[Dataset records]

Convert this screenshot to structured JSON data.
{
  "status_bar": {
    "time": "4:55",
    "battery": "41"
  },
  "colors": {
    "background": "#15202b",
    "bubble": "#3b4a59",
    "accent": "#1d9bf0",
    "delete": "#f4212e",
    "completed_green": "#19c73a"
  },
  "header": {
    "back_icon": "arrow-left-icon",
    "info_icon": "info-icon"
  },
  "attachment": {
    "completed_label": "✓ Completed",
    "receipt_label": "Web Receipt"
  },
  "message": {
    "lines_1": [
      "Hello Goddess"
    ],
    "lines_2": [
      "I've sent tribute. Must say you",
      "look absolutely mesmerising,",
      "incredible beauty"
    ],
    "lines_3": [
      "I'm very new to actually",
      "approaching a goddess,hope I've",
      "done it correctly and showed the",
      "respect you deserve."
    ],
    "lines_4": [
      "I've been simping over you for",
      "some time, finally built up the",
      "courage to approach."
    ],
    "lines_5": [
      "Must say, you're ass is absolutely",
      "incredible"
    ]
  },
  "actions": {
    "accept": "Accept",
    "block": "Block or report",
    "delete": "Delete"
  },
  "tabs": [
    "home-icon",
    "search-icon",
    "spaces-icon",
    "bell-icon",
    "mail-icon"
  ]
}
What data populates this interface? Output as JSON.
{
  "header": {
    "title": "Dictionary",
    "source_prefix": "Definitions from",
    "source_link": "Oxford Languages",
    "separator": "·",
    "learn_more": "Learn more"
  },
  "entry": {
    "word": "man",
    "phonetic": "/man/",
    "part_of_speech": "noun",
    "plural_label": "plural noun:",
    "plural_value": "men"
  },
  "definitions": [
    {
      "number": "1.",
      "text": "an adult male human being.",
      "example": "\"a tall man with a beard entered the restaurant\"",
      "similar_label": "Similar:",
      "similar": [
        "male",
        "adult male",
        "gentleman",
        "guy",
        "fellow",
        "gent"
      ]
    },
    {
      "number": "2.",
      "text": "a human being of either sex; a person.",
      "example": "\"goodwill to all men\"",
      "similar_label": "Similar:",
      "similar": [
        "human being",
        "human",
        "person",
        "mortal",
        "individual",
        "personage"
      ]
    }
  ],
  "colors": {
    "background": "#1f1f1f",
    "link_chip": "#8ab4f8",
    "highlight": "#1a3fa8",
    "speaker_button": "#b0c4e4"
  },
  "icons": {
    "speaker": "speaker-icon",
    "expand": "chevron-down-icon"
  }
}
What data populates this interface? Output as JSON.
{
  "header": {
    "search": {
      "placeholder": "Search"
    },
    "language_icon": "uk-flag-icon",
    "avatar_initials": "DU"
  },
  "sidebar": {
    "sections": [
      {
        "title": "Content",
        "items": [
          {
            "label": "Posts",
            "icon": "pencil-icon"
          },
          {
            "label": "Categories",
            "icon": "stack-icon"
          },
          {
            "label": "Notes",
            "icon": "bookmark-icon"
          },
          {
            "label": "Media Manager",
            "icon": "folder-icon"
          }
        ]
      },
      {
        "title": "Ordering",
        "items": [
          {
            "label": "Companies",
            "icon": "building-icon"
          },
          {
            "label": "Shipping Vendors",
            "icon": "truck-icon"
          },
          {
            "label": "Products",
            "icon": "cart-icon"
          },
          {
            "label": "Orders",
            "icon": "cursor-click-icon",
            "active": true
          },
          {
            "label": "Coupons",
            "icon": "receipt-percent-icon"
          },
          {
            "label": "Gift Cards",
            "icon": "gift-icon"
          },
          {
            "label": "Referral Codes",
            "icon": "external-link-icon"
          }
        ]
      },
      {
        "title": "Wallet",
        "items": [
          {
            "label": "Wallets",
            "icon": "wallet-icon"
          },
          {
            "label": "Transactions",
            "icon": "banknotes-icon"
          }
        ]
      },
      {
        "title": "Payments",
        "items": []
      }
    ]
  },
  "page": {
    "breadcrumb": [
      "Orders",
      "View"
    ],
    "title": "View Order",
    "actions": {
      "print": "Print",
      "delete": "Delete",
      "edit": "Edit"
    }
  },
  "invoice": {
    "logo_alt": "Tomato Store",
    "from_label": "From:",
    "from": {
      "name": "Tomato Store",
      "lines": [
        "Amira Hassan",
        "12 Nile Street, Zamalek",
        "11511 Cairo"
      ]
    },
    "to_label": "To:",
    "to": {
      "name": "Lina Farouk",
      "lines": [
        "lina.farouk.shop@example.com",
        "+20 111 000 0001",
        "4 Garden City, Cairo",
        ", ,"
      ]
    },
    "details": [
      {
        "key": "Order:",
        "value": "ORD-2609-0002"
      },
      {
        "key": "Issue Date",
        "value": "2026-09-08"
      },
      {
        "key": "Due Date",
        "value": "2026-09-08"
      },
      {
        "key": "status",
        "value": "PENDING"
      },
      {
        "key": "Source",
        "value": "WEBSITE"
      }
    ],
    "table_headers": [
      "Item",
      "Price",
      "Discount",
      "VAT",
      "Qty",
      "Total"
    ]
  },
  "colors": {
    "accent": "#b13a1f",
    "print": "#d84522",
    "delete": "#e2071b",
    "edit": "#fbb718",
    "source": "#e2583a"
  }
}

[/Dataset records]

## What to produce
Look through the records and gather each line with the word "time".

## Response
    "time": "4:55",
      "some time, finally built up the",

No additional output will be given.